Tin Food Container- Another item I keep in my car for food to-go.
Produce Bags- an alternative to the single use plastic bags. If you don’t want to purchase these, I actually take my laundry/lingerie bags to the store with me. Pretty much the same thing. OR don’t use one? I don’t know about you, but I don’t need to put a bunch of bananas in a bag. The cart is just fine, because they have their outer skin to protect them.
Shopping Bags- These days, in efforts to limit single use plastic, many stores bag your purchases in a durable reusable bag. Keep them. Don’t leave home without them. I love this pop up bag because it’s really sturdy but you can use whatever you want. If I forget my bags, that’s my problem- I will refuse a plastic bag, and carry my groceries to my car by hand or just keep them in the cart.
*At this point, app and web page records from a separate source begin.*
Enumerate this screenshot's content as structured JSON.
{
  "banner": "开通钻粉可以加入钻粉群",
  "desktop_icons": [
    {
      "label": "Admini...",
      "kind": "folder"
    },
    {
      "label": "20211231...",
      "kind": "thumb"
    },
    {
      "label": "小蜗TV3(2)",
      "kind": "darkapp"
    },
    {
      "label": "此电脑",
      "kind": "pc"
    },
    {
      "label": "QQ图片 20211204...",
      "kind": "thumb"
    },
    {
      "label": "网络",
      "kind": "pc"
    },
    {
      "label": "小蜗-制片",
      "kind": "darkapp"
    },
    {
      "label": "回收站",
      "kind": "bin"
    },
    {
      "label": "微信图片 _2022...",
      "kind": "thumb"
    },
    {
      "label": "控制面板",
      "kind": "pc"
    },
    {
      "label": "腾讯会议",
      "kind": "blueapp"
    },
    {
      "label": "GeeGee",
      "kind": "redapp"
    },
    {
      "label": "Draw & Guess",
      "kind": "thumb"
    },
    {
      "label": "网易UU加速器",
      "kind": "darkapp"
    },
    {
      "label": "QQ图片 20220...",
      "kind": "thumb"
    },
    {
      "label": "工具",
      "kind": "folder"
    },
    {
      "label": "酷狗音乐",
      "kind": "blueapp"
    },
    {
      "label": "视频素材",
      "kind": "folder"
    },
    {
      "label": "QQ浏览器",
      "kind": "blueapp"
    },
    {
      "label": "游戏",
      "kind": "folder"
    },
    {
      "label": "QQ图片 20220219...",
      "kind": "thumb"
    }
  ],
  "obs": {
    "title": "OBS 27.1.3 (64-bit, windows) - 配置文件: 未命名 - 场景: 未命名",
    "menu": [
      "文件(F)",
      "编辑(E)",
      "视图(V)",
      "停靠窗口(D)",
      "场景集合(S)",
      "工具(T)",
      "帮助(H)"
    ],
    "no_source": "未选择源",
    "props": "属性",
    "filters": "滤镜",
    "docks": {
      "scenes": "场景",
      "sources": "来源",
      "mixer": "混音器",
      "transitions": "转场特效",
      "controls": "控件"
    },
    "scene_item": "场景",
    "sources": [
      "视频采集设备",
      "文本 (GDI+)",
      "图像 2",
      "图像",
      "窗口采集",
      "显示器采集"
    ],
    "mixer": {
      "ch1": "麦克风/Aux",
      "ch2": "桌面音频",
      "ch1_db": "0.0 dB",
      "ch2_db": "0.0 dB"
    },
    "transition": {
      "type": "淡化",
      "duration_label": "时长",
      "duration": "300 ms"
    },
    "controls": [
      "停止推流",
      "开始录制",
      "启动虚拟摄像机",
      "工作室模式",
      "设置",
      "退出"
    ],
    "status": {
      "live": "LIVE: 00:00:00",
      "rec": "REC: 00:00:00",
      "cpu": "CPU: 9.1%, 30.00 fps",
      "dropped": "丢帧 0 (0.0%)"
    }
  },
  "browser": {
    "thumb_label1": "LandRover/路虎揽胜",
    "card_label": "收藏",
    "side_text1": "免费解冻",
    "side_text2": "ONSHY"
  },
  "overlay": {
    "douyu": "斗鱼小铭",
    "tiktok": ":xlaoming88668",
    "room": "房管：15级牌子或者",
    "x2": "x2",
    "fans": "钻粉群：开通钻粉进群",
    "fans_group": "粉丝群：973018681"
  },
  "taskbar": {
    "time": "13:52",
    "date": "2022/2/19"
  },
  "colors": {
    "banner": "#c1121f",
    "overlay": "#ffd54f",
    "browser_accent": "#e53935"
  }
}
what I’m still working on:
I’m trying to go plastic free when grocery shopping. I’ve been bringing jars to the bulk aisle for dried goods and it’s honestly so easy, I can’t believe I hadn’t been doing this before.
Eliminating food waste that ends up in landfills, so I’ve started composting. When rotting food can’t breathe because its buried under tons and tons of other trash, it releases a toxic gas called Methane. Composting is great for the planet because it’s giving back nutrients to the Earth and your plants love it!
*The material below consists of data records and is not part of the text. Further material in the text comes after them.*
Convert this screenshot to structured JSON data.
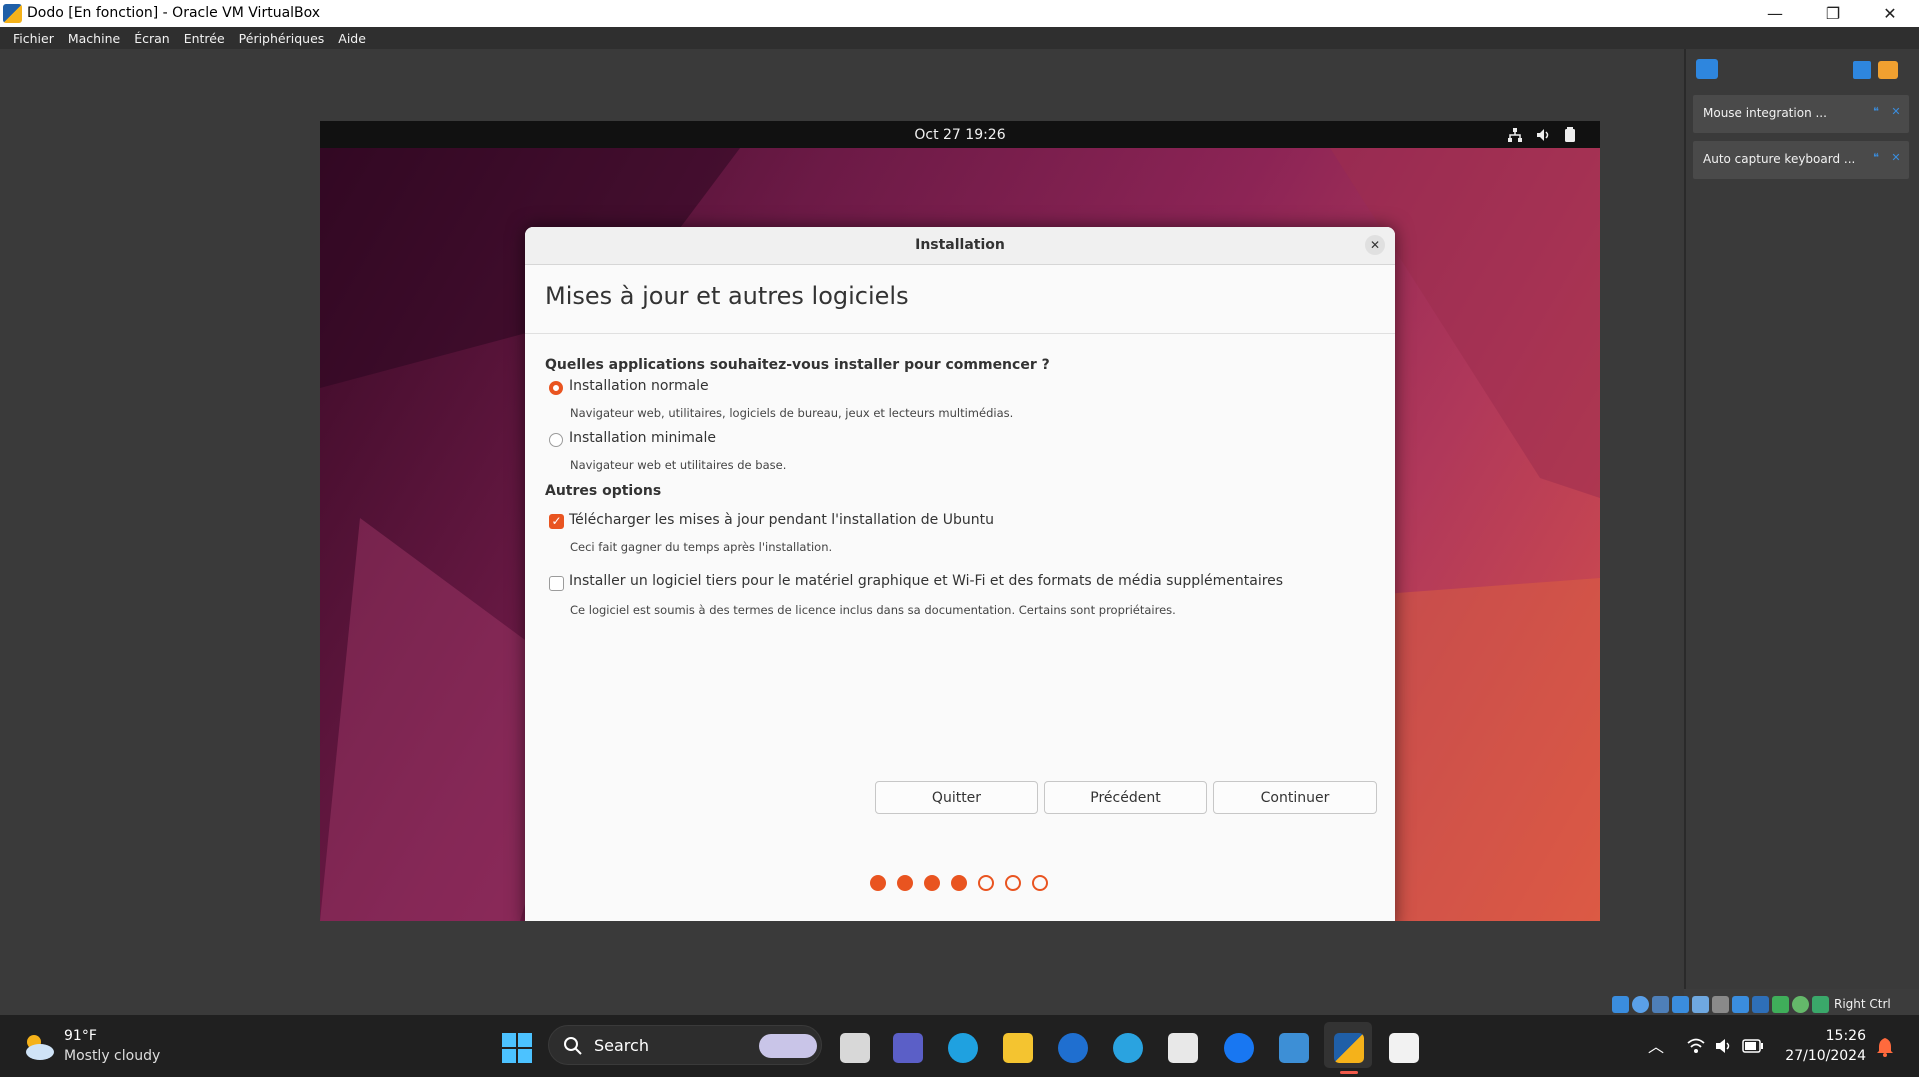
{
  "window": {
    "title": "Dodo [En fonction] - Oracle VM VirtualBox",
    "controls": [
      "—",
      "❐",
      "✕"
    ]
  },
  "menu": [
    "Fichier",
    "Machine",
    "Écran",
    "Entrée",
    "Périphériques",
    "Aide"
  ],
  "guest": {
    "clock": "Oct 27  19:26",
    "dialog": {
      "title": "Installation",
      "close": "✕",
      "heading": "Mises à jour et autres logiciels",
      "question": "Quelles applications souhaitez-vous installer pour commencer ?",
      "options": [
        {
          "label": "Installation normale",
          "desc": "Navigateur web, utilitaires, logiciels de bureau, jeux et lecteurs multimédias.",
          "selected": true
        },
        {
          "label": "Installation minimale",
          "desc": "Navigateur web et utilitaires de base.",
          "selected": false
        }
      ],
      "other_title": "Autres options",
      "checks": [
        {
          "label": "Télécharger les mises à jour pendant l'installation de Ubuntu",
          "desc": "Ceci fait gagner du temps après l'installation.",
          "checked": true
        },
        {
          "label": "Installer un logiciel tiers pour le matériel graphique et Wi-Fi et des formats de média supplémentaires",
          "desc": "Ce logiciel est soumis à des termes de licence inclus dans sa documentation. Certains sont propriétaires.",
          "checked": false
        }
      ],
      "buttons": {
        "quit": "Quitter",
        "back": "Précédent",
        "continue": "Continuer"
      },
      "progress": {
        "completed": 4,
        "total": 7
      },
      "accent": "#e95420"
    }
  },
  "notifications": [
    {
      "text": "Mouse integration ..."
    },
    {
      "text": "Auto capture keyboard ..."
    }
  ],
  "statusbar": {
    "host_key": "Right Ctrl"
  },
  "taskbar": {
    "weather": {
      "temp": "91°F",
      "desc": "Mostly cloudy"
    },
    "search": "Search",
    "time": "15:26",
    "date": "27/10/2024"
  }
}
Currently using up cotton rounds. Once I’m done with this pack, I’m switching over to these washable ones.
I used to buy Scott Toilet Paper without the cardboard roll in them but the package is still wrapped in so much plastic which seems counterintuitive. Therefore, when I run out I’m going to INSTEAD purchase Give A Crap. This brand is made from 100% recycled paper, so the trees are safe and they are big supporters of the Plastic Free revolution.
List of shops to find similar products and MORE:
Lush Cosmetics- they have a great recycle rewards program. They encourage you to bring back all of your containers (already made from recycled plastic) and when you turn in 5 you get a free face mask.
Your local health food store! Depending on where you live, but I personally shop at Central Market or Whole Foods.
other ways to help the environment:
when I’m walking my dogs I pick up trash I find along the way
turn off your tap when you brush your teeth or wash your face
don’t take long showers if it’s unnecessary
ride your bike or walk to your destination instead of driving (when convenient)
decorate your home with plants, which clean the air of toxins
if it’s broken, try to fix it first before you automatically replace it (Ex: recently my FAVORITE ankle boots had started to come a part at the sole. I was so bummed and immediately went online to order a new pair, but then I stopped myself. Instead, I sent them to the Austin Shoe Hospital to be repaired, for HALF the price as a new pair, and they’re good as new).
shop local or second hand
say no to “single use” items in general and steer clear of tons of plastic packaging when shopping
When you recycle, please wash out the containers thoroughly as contamination is a big issue and can prevent large amounts of products from being recycled
if you’re looking to recycle items you do have and don’t know how to go about it responsibly, Terra Cycle is great. You send it to them and they deal with it for you.
From all of these swaps I’ve made, I have noticed a dramatic decrease in the amount of waste I put on the curb each week for the trash pick up. Sometimes I only put out the trash can 1x/month. That is one of the most rewarding parts of this, actually seeing the impact you’re making, right in front of you. Imagine if EVERYONE was a little more mindful. On top of this, I also save so much money because I invest in quality items that are built to LAST and not having to throw out and replace things constantly.
If you’re wanting to make a change, please use up what you already have before making the swap otherwise it’s pointless. I am not an expert nor am I perfect at this, but I’m trying. This could’ve easily been 50 pages long, so I encourage you to do your own research.
If you made it this far, thank you. I challenge you to make ONE change today, and see where it takes you.